* Activity *
Your response must be made up of each line in the data below that contains the string "annotation".

* Provided material *
........

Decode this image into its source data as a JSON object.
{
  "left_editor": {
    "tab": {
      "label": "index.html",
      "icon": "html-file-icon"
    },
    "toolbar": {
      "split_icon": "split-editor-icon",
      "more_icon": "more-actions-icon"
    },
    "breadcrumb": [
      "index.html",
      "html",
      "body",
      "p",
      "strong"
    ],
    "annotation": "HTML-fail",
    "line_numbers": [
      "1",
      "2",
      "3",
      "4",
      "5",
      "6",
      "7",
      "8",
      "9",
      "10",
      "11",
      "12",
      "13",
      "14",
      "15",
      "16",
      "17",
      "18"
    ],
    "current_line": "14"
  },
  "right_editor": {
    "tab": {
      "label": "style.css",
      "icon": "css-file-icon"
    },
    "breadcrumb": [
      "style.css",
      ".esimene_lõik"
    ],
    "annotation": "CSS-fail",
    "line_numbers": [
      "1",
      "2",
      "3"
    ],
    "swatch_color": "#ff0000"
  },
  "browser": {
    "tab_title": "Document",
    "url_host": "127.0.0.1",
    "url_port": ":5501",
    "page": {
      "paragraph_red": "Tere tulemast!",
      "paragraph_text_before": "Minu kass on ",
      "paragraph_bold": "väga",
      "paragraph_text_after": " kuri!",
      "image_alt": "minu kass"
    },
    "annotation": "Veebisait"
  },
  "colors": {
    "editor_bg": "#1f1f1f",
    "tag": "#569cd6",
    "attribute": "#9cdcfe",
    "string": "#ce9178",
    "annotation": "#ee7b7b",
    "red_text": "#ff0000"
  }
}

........

* Response *
    "annotation": "HTML-fail",
    "annotation": "CSS-fail",
    "annotation": "Veebisait"
    "annotation": "#ee7b7b",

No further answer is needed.